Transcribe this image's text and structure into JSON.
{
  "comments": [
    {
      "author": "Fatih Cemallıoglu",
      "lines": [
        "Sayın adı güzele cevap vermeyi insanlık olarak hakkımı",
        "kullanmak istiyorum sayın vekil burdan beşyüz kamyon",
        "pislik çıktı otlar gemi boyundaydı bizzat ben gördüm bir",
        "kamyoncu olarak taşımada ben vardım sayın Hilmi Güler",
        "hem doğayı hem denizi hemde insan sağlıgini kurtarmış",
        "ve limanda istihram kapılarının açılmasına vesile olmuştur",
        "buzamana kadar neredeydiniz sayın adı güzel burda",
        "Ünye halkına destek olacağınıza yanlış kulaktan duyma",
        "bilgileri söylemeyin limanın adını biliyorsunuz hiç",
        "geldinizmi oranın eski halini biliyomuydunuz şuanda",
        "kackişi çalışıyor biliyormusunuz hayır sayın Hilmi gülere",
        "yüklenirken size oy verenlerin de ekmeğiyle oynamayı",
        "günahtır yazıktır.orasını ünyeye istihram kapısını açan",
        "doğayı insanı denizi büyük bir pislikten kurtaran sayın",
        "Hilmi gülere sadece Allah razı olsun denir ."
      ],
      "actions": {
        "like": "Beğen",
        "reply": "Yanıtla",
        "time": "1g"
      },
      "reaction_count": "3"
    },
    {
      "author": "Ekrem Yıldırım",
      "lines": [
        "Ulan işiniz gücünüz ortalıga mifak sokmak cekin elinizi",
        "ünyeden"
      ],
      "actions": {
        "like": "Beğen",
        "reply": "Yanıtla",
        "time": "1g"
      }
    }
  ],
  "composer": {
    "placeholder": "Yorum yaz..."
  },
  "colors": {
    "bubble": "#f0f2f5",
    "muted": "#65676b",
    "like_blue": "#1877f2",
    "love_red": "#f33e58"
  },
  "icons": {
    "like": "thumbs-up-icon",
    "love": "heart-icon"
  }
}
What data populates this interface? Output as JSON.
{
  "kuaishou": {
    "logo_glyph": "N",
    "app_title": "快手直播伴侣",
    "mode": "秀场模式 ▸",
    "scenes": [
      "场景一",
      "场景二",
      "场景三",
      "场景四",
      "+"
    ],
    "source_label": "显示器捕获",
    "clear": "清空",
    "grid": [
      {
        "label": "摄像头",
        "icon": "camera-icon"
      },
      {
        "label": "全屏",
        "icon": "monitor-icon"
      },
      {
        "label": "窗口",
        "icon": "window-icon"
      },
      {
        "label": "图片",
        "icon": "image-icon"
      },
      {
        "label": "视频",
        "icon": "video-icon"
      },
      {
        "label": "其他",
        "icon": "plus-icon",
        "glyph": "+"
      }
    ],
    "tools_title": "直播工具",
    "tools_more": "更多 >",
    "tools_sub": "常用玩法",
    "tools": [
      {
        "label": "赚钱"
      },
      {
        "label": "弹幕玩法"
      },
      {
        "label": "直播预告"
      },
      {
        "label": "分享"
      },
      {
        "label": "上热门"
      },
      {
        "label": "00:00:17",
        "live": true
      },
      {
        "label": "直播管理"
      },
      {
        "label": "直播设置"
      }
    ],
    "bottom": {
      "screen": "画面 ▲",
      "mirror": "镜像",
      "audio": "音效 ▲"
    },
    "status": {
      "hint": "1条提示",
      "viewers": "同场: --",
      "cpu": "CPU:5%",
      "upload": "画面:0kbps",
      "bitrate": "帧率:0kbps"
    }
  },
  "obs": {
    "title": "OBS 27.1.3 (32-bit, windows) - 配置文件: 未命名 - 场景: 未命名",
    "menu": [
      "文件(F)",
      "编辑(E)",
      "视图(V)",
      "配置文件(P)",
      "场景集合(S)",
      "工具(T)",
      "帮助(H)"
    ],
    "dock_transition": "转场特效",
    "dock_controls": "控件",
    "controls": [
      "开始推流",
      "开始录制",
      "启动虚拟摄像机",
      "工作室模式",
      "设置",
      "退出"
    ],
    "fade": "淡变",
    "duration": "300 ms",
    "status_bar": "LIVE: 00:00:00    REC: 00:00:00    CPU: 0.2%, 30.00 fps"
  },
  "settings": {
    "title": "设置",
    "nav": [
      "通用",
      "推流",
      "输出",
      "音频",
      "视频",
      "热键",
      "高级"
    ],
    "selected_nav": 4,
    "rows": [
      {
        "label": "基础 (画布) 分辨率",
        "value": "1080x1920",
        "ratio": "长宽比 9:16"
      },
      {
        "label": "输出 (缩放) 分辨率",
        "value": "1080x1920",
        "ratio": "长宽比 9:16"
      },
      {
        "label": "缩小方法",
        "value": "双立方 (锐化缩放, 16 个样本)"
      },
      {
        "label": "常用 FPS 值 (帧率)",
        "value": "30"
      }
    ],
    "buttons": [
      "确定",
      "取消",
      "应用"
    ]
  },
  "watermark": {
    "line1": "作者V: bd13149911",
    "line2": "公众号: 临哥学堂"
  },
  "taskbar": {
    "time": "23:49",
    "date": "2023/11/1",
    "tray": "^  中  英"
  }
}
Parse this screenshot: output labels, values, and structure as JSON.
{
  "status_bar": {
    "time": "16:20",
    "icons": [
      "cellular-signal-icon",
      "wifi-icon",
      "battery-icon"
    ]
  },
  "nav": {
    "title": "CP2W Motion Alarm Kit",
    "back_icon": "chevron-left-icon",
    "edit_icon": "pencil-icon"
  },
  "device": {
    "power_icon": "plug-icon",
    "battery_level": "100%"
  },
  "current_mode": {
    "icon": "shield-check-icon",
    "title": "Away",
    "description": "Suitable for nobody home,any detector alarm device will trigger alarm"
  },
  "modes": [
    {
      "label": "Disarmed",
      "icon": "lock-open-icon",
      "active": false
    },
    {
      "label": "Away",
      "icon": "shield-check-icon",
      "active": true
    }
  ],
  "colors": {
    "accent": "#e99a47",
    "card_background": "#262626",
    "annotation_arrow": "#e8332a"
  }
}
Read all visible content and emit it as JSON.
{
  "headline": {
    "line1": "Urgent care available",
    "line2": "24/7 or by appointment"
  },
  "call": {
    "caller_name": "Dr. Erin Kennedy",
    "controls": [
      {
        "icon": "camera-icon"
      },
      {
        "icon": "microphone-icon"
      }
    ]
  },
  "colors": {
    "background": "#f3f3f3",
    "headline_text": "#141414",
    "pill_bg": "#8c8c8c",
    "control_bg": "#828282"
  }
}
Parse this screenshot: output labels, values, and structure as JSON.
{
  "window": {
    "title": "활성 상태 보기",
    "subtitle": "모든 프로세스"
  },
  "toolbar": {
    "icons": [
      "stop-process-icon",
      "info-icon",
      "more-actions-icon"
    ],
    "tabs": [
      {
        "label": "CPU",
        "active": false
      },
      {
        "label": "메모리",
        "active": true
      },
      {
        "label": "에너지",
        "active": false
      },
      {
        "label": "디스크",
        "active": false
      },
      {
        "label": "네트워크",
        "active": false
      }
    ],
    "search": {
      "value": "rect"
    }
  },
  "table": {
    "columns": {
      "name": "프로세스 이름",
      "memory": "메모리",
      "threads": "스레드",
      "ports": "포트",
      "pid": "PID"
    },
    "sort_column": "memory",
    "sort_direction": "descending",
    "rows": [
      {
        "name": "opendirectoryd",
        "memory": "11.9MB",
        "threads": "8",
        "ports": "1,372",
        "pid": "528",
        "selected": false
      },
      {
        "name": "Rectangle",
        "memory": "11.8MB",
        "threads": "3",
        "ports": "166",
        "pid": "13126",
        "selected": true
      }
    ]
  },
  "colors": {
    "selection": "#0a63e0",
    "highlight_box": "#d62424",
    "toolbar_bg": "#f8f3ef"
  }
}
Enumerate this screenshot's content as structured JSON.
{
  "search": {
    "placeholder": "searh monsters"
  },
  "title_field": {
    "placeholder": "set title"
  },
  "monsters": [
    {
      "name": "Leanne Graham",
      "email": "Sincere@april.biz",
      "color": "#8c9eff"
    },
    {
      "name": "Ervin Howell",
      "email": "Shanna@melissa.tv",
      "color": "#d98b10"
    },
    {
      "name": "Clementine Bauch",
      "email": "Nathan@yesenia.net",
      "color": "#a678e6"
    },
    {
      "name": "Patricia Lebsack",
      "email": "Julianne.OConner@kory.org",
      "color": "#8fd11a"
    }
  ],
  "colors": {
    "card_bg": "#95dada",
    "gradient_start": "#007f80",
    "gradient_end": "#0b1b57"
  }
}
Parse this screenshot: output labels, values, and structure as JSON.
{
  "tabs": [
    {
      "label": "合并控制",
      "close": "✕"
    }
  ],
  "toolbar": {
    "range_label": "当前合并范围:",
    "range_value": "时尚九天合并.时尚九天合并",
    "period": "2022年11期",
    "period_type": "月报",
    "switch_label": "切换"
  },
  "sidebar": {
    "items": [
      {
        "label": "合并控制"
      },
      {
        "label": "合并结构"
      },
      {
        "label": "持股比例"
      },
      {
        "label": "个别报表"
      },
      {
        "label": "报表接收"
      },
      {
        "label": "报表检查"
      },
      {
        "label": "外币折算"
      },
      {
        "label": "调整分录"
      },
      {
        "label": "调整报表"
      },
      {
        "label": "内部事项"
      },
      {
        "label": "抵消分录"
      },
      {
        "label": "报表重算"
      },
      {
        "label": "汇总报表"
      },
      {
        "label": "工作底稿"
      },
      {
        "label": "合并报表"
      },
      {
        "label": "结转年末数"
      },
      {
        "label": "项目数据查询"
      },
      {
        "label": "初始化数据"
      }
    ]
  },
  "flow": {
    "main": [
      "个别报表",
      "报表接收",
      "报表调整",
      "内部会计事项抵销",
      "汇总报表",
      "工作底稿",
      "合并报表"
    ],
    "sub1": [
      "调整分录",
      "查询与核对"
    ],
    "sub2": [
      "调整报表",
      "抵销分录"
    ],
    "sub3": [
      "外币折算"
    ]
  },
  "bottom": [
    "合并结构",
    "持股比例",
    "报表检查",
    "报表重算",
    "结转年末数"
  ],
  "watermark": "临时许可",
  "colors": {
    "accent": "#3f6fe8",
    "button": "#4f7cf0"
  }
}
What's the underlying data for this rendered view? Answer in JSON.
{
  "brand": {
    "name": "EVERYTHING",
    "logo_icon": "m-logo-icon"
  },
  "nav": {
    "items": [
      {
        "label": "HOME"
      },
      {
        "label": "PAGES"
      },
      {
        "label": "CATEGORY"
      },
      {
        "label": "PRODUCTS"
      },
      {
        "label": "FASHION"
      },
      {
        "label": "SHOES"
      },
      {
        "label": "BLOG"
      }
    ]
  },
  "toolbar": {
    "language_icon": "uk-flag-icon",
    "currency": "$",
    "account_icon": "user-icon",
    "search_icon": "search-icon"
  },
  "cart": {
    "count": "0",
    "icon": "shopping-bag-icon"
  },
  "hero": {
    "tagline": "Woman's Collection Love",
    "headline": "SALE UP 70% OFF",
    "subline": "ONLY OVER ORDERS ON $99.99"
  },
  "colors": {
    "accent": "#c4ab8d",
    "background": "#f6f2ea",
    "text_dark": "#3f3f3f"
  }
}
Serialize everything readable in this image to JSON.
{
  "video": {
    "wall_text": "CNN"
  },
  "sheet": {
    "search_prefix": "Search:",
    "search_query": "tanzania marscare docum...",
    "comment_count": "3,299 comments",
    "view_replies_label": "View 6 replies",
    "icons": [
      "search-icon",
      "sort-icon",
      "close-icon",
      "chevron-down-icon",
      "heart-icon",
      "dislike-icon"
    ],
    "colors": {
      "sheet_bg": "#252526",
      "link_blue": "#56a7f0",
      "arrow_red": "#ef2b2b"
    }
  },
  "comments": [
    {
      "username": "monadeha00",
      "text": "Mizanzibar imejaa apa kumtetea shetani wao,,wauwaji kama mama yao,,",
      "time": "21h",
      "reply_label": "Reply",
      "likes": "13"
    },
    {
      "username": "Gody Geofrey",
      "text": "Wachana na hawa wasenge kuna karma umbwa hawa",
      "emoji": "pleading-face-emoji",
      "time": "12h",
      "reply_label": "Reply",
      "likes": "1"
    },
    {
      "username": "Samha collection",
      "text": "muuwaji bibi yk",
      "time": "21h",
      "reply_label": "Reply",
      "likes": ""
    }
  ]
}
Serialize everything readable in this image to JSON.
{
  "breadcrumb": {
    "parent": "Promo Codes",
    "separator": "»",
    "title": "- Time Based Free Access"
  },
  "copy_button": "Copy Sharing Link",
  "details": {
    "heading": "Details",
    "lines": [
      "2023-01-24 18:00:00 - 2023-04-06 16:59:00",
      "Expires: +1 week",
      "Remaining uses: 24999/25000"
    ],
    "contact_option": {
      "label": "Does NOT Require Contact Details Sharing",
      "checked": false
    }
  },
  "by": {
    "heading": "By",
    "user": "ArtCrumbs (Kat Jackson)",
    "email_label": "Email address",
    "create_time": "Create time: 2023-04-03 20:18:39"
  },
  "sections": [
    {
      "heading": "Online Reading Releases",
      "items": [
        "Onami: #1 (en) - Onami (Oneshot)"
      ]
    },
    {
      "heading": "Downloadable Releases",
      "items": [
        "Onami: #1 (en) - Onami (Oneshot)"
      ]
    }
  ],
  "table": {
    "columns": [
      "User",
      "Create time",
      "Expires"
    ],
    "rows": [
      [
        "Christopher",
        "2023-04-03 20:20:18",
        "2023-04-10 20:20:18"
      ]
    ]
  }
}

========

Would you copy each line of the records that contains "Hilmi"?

        "kamyoncu olarak taşımada ben vardım sayın Hilmi Güler",
        "kackişi çalışıyor biliyormusunuz hayır sayın Hilmi gülere",
        "Hilmi gülere sadece Allah razı olsun denir ."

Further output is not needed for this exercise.